6) Zoom options in the battlemap:

A couple taps of

[T] to zoom in, very useful for aiming laser mounts at specific body parts,

[G] to zoom out again

Holding middle mouse button zooms out all the way temporarily to get a view of the battlefield. Useful to get the lay of the land and to see perception ranges of enemies not yet in alert.

7) Speaking of perception ranges:

Hovering over the enemy will display a circle of his perception versus your currently selected operative’s stealth – the size of this circle is specific to the operative you have selected. Sight lines apply, moving behind obstructions (usually) won’t trigger them. If you’re very close, they might hear you through obstructions, but that’s rarely an issue.

Also handy to figure out whether a Chiron already knows about you (or allies in defences) and will shoot at his turn or just amble around – if the perception ring displays, he’s not alerted, otherwise he is and will shoot. No issue with worms, but goo or explosives ready to go might want you to head inside buildings.

None of this applies to ancients, they wont display perception rings at all.

Thanks for your time

Yeah, ’twas long, but I hope it helped a little bit.

Peace.

This is it guys!! I am sure that you will love Phoenix Point: Year One Edition Gameplay Tips And Guide For Beginners that we have shared with you. We are always open to discussion and suggestions from you. Just let us what you thought about the guide in the comment section.

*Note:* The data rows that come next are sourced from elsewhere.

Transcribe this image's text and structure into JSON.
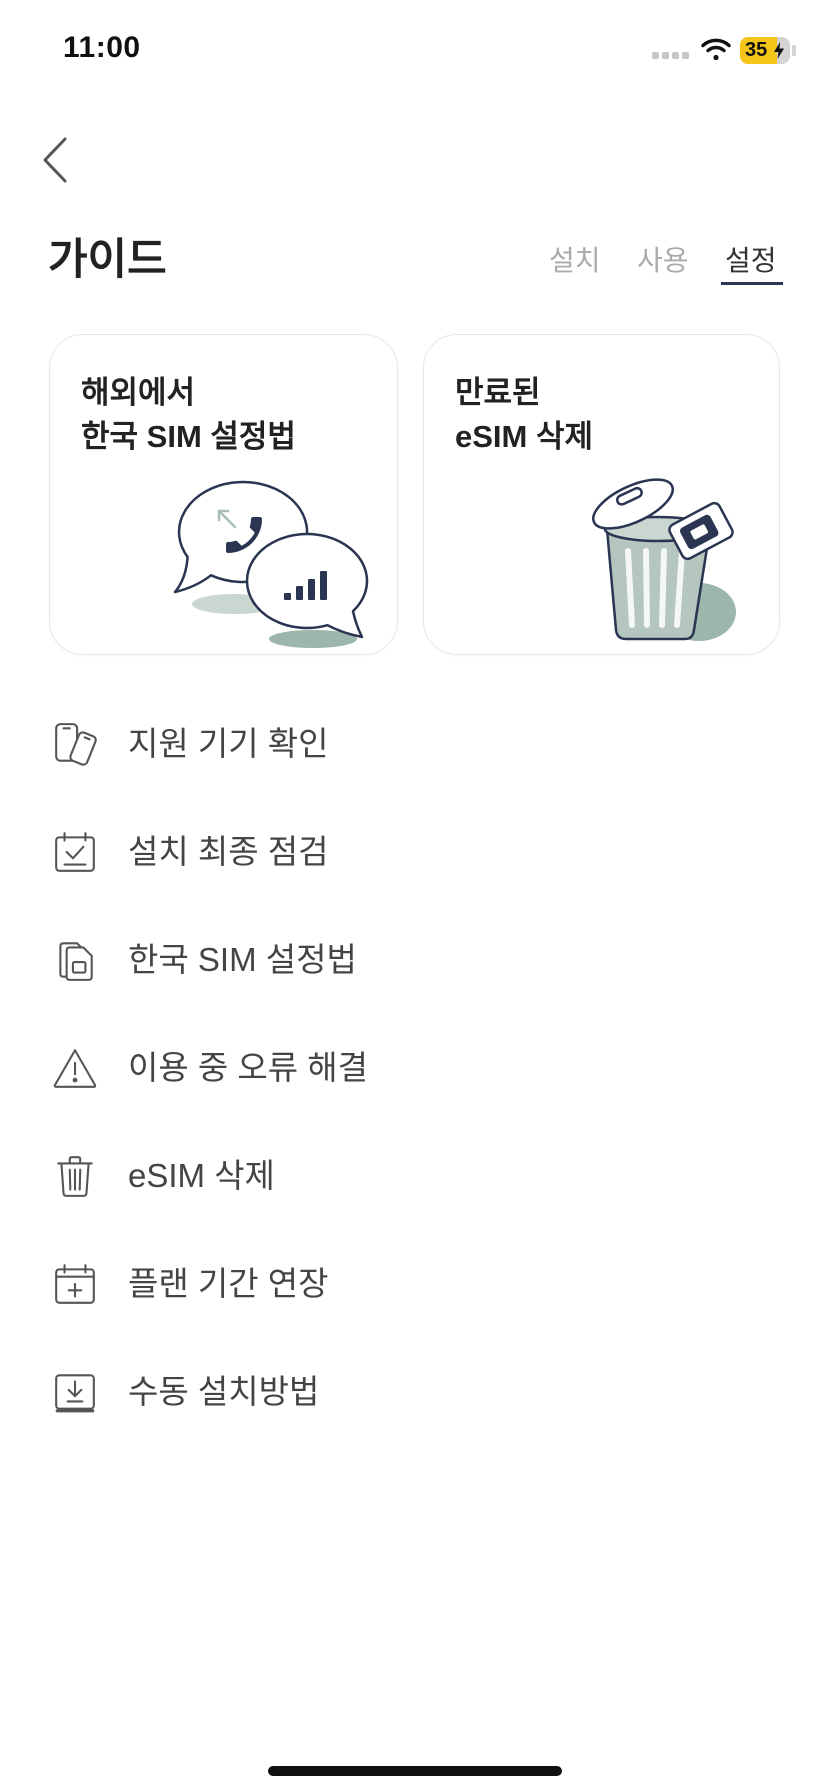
{
  "status_bar": {
    "time": "11:00",
    "battery_percent": "35",
    "icons": [
      "signal-dots-icon",
      "wifi-icon",
      "battery-icon",
      "charging-bolt-icon"
    ]
  },
  "nav": {
    "back_icon": "chevron-left-icon"
  },
  "header": {
    "title": "가이드",
    "tabs": [
      {
        "label": "설치",
        "selected": false
      },
      {
        "label": "사용",
        "selected": false
      },
      {
        "label": "설정",
        "selected": true
      }
    ]
  },
  "cards": [
    {
      "line1": "해외에서",
      "line2": "한국 SIM 설정법",
      "illustration": "speech-bubbles-phone-signal"
    },
    {
      "line1": "만료된",
      "line2": "eSIM 삭제",
      "illustration": "trash-can-phone"
    }
  ],
  "menu": {
    "items": [
      {
        "label": "지원 기기 확인",
        "icon": "devices-icon"
      },
      {
        "label": "설치 최종 점검",
        "icon": "calendar-check-icon"
      },
      {
        "label": "한국 SIM 설정법",
        "icon": "sim-cards-icon"
      },
      {
        "label": "이용 중 오류 해결",
        "icon": "warning-icon"
      },
      {
        "label": "eSIM 삭제",
        "icon": "trash-icon"
      },
      {
        "label": "플랜 기간 연장",
        "icon": "calendar-plus-icon"
      },
      {
        "label": "수동 설치방법",
        "icon": "download-tray-icon"
      }
    ]
  },
  "colors": {
    "text_primary": "#222222",
    "text_secondary": "#444444",
    "tab_inactive": "#aaaaaa",
    "accent_navy": "#2a3552",
    "illustration_green": "#9db6ab",
    "illustration_light_green": "#c9d7d0",
    "battery_fill": "#f5c518"
  }
}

Also, we would like to thank Sheesh. He is the one behind this wonderful guide.